Corey Rayburn Yung (Kansas) has an important new article in the Iowa Law Review: “How to Lie with Rape Statistics: America’s Hidden Rape Crisis.” As a starting point, his research uses media investigations in several cities revealing that police systematically eliminated rape complaints from their official reported statistics. Police officers and departments in those cities used “three difficult-to-detect methods” to avoid counting and reporting rapes: “designating a complaint as ‘unfounded’ with little or no investigation; classifying an incident as a lesser offense; and failing to create a written report that a victim made a rape complaint.”
The study presented in the article identifies undercounting jurisdictions by determining whether their pattern of reporting crime is highly unusual. Specifically, the study uses the rate of murders as a baseline. This is a sound choice because murder is not susceptible to undercounting: it’s difficult to undercount a crime that results in a body. And, nationwide, the rate of murder and the rate of rape is highly correlated. Continue reading

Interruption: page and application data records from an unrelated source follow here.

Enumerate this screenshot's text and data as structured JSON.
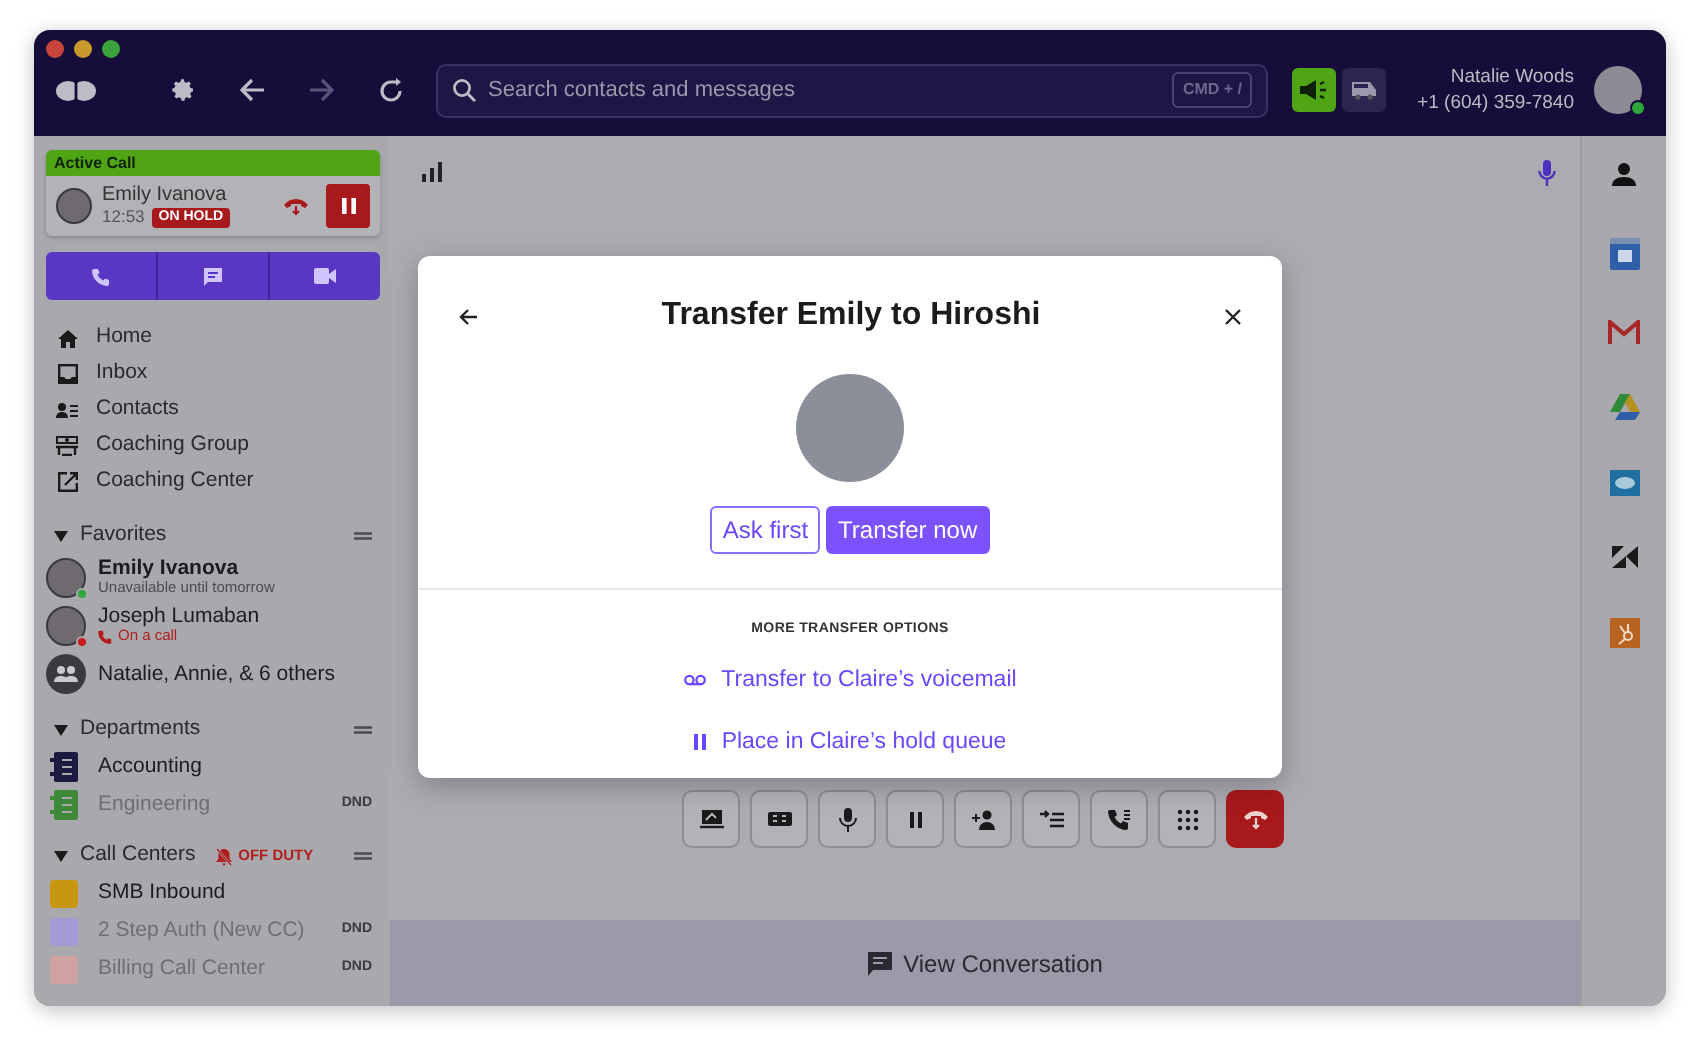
{
  "toolbar": {
    "search": {
      "placeholder": "Search contacts and messages",
      "shortcut": "CMD + /"
    },
    "toggles": [
      {
        "kind": "megaphone",
        "on": true
      },
      {
        "kind": "van",
        "on": false
      }
    ],
    "user": {
      "name": "Natalie Woods",
      "phone": "+1 (604) 359-7840",
      "color": "#2fa83a"
    }
  },
  "active_call": {
    "label": "Active Call",
    "name": "Emily Ivanova",
    "time": "12:53",
    "status": "ON HOLD",
    "on_hold": true
  },
  "nav": [
    "Home",
    "Inbox",
    "Contacts",
    "Coaching Group",
    "Coaching Center"
  ],
  "favorites": {
    "title": "Favorites",
    "expanded": true,
    "items": [
      {
        "kind": "person",
        "name": "Emily Ivanova",
        "status": "Unavailable until tomorrow",
        "color": "#2fa83a",
        "unread": true,
        "on_call": false
      },
      {
        "kind": "person",
        "name": "Joseph Lumaban",
        "status": "On a call",
        "color": "#c81e1e",
        "unread": false,
        "on_call": true
      },
      {
        "kind": "group",
        "name": "Natalie, Annie, & 6 others",
        "unread": false
      }
    ]
  },
  "departments": {
    "title": "Departments",
    "expanded": true,
    "items": [
      {
        "name": "Accounting",
        "color": "#1c1a40",
        "dnd": false
      },
      {
        "name": "Engineering",
        "color": "#3f8a3a",
        "dnd": true,
        "badge": "DND"
      }
    ]
  },
  "call_centers": {
    "title": "Call Centers",
    "duty_status": "OFF DUTY",
    "expanded": true,
    "items": [
      {
        "name": "SMB Inbound",
        "color": "#c8960f",
        "dnd": false
      },
      {
        "name": "2 Step Auth (New CC)",
        "color": "#a49ad6",
        "dnd": true,
        "badge": "DND"
      },
      {
        "name": "Billing Call Center",
        "color": "#cfa2a2",
        "dnd": true,
        "badge": "DND"
      }
    ]
  },
  "main": {
    "view_conversation": "View Conversation"
  },
  "modal": {
    "title": "Transfer Emily to Hiroshi",
    "actions": [
      {
        "label": "Ask first",
        "primary": false
      },
      {
        "label": "Transfer now",
        "primary": true
      }
    ],
    "options_title": "MORE TRANSFER OPTIONS",
    "options": [
      {
        "kind": "voicemail",
        "label": "Transfer to Claire’s voicemail"
      },
      {
        "kind": "hold",
        "label": "Place in Claire’s hold queue"
      }
    ]
  }
}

As of last Thursday, Colorado has a new law criminalizing “revenge porn,” or, as it is more accurately called, non-consensual pornography. My University of Denver colleagues Ian Farrell and Justin Pidot and I have written an op-ed explaining why we think the statute is both good law (that is, it survives First Amendment scrutiny) and good policy (it’s a reasonable measure to address serious harm). Here is a link to our piece, which appeared in the Huffington Post today. Colorado is the twelfth state to criminalize non-consensual pornography in some form.

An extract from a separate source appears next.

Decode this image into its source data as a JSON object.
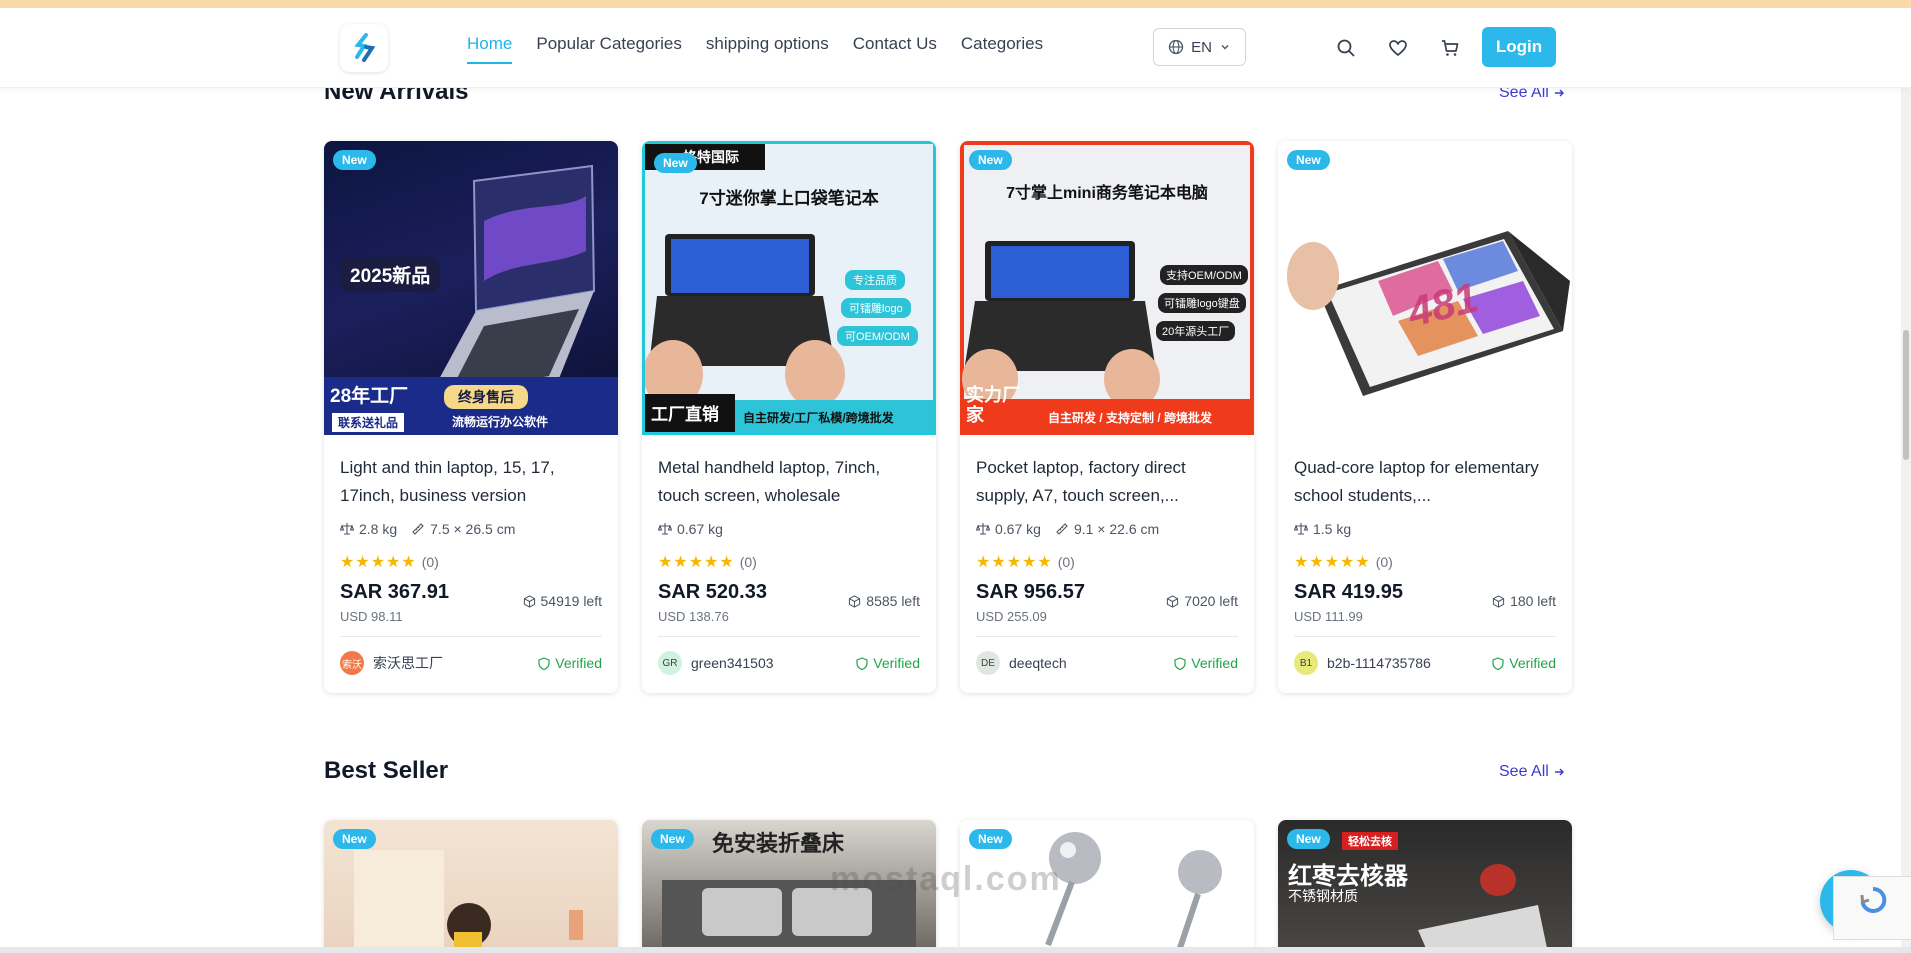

A complex and important dialogue has emerged in the wake of the UCSB shootings, including the #YesAllWomen hashtag on Twitter. I have many thoughts on the hashtag and the issues to which it gives voice. Today I wanted to focus briefly on a narrow issue: why I think that men who speak out against sexism and misogyny are valuable and important allies, and why men who sit silent are part of the problem.
Men who speak out on these issues deserve credit for their willingness to stand up for something that they haven’t directly experienced and that doesn’t directly benefit them. (I say not directly because I believe that a society in which men and women are equal is a better society for everyone, but that benefit is not an immediate one.) My point isn’t that men deserve special praise for vocally supporting gender equality. Everyone should support gender equality as a matter of principle. My point is a somewhat different one: that empathy is difficult no matter who you are and with whom you’re empathizing. It’s hard to understand what it’s like to be a woman if you’re not a woman. It’s hard to understand what it’s like to be gay if you’re not gay. It’s hard to understand what it’s like to have a particular disability if you don’t have that disability. Empathy is hard work, and men who undertake that work — and then undertake the further work of speaking out against sexism and misogyny — should be commended. Continue reading